gaged, " Save the holy sepulchre ! " and then all the soldiers
knelt and said " Amen ! " Marching or encamping, the army
had continually to strive with the hot air of the glaring desert,
or with the Saracen soldiers animated and directed by the
brave Saladin, or with both together. Sickness a d death,
battle and wounds^ were always among them ; but through
every difficulty King Richard fought like a giant, and wor] ed
like a common laborer. Long and long after he was quiet in
his grave, his terrible battle-axe, with twenty English pounds of
English steel in its mighty head, was a legend among the Sara-
cens ; and when all the Saracen and Christian hosts had been
dust for many a year, if a Saracen horse started at any object
by the wayside, his rider would exclaim, " What dost thou fear,
fool ? Dost thou think King Richard is behind it ? "

No one admired this king's renown for bravery more than
Saladin himself, who was a generous and gallant enemy. When

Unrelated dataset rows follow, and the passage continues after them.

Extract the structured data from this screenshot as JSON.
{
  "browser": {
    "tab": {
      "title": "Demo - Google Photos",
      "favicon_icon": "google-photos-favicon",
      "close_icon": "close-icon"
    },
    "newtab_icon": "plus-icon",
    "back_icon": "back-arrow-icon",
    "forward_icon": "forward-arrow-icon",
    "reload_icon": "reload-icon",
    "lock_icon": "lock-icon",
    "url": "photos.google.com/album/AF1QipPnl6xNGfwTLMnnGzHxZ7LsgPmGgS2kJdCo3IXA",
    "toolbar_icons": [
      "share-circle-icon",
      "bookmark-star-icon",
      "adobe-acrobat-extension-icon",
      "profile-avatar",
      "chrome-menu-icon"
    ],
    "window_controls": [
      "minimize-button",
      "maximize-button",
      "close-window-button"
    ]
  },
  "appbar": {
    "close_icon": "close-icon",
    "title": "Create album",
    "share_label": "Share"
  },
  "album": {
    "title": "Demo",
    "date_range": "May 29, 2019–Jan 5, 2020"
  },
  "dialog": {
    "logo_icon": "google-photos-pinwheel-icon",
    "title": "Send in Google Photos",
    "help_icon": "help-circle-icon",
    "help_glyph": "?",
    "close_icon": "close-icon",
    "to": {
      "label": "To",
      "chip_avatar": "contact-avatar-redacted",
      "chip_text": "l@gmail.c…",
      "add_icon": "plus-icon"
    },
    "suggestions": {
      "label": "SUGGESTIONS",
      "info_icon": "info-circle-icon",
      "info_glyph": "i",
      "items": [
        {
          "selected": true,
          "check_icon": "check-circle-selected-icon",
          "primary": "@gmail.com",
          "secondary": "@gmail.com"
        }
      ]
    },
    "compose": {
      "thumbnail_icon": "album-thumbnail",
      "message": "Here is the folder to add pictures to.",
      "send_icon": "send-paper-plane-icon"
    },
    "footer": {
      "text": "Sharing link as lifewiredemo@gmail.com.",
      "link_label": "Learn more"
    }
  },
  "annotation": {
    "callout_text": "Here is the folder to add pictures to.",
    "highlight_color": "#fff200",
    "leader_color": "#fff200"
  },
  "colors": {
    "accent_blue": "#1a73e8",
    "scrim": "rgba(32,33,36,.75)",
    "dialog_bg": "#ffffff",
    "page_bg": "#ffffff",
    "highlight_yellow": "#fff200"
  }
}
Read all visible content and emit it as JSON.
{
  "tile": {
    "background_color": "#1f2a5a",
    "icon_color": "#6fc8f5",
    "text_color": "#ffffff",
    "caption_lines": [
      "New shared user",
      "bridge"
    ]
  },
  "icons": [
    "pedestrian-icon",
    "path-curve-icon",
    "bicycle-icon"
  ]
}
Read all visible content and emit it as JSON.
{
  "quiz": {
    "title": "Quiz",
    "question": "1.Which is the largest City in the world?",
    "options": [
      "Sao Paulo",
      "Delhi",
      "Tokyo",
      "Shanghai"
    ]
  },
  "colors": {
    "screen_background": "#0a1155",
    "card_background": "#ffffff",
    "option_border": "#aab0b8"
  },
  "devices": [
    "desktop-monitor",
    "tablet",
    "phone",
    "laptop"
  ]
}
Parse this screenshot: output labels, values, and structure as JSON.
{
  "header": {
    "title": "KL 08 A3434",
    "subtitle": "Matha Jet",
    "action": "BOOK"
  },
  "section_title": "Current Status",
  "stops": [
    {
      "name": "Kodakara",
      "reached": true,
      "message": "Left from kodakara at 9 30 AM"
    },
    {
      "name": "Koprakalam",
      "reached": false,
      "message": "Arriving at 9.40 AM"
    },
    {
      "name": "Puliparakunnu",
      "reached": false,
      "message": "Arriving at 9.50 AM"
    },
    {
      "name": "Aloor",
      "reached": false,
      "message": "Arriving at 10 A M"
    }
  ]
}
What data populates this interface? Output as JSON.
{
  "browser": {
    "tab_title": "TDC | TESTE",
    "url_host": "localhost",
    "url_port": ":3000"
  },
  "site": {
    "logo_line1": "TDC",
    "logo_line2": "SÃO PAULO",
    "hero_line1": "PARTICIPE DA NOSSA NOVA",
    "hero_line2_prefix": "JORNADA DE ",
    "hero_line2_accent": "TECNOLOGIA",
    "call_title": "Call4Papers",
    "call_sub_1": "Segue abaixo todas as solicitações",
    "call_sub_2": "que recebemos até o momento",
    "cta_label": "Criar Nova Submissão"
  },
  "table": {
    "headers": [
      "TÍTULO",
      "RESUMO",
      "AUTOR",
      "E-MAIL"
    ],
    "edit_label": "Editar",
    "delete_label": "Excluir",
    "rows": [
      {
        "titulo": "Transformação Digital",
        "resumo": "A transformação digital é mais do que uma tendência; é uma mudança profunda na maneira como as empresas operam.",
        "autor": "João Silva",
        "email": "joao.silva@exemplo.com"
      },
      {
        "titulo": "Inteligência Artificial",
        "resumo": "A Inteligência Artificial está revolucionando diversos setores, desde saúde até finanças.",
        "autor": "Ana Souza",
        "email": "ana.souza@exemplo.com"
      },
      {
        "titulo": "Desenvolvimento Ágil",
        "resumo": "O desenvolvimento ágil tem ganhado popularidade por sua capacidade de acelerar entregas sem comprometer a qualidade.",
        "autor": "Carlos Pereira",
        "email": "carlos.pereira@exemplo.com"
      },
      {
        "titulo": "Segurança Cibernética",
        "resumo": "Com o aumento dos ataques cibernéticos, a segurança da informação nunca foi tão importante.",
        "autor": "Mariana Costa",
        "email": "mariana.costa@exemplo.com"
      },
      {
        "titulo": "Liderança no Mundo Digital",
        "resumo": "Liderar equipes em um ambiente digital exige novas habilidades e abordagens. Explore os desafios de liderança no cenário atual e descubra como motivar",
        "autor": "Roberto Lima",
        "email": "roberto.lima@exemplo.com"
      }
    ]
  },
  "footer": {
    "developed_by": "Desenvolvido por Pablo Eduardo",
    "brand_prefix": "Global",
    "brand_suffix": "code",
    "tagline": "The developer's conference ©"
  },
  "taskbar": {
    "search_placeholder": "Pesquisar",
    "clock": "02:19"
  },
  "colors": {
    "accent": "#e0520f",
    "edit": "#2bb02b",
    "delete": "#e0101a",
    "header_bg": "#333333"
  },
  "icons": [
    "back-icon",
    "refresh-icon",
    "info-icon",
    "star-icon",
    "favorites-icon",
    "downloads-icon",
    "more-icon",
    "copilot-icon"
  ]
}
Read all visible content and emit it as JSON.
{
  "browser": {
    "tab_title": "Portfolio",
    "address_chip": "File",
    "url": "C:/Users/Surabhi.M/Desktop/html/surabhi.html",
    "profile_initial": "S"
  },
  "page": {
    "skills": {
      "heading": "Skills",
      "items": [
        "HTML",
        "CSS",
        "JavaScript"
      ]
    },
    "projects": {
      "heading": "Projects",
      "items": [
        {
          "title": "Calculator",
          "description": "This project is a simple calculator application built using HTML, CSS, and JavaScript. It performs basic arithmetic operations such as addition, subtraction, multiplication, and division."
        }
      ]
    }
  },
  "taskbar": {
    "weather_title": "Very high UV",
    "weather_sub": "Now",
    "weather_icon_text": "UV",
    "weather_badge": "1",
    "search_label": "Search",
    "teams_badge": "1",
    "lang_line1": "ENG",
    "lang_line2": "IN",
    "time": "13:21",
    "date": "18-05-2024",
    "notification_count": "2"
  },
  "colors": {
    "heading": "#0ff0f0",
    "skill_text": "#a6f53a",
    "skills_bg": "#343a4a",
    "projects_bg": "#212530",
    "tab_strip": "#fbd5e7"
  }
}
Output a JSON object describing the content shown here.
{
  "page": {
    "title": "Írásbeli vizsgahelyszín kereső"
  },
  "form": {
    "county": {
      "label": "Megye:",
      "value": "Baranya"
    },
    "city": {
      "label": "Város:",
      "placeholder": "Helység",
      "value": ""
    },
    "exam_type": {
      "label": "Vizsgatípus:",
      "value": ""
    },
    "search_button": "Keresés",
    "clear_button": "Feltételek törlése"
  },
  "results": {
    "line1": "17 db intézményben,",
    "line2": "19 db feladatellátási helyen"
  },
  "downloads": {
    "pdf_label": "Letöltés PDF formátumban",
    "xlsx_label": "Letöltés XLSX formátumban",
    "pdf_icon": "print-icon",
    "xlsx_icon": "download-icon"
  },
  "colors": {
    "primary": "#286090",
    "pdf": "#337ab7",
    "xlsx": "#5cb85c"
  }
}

Richard lay ill of a fever, Saladin sent him fresh ituiCA from Da-
mascus, and snow from the mountain -tops Courtly messages
and compliments were frequently exchanged between them ;
and then King Richard would mount his horse, and kill as
many Saracens as he could, and Saladin would mount his, and
kill as many Christians as he could. In this way King Rich-
ard fought to his heart's content at Arsoof and at Jaffa ; and
finding himself with nothing exciting to do at Ascalon, except

Online LibraryCharles DickensA child's history of England → online text (page 9 of 38)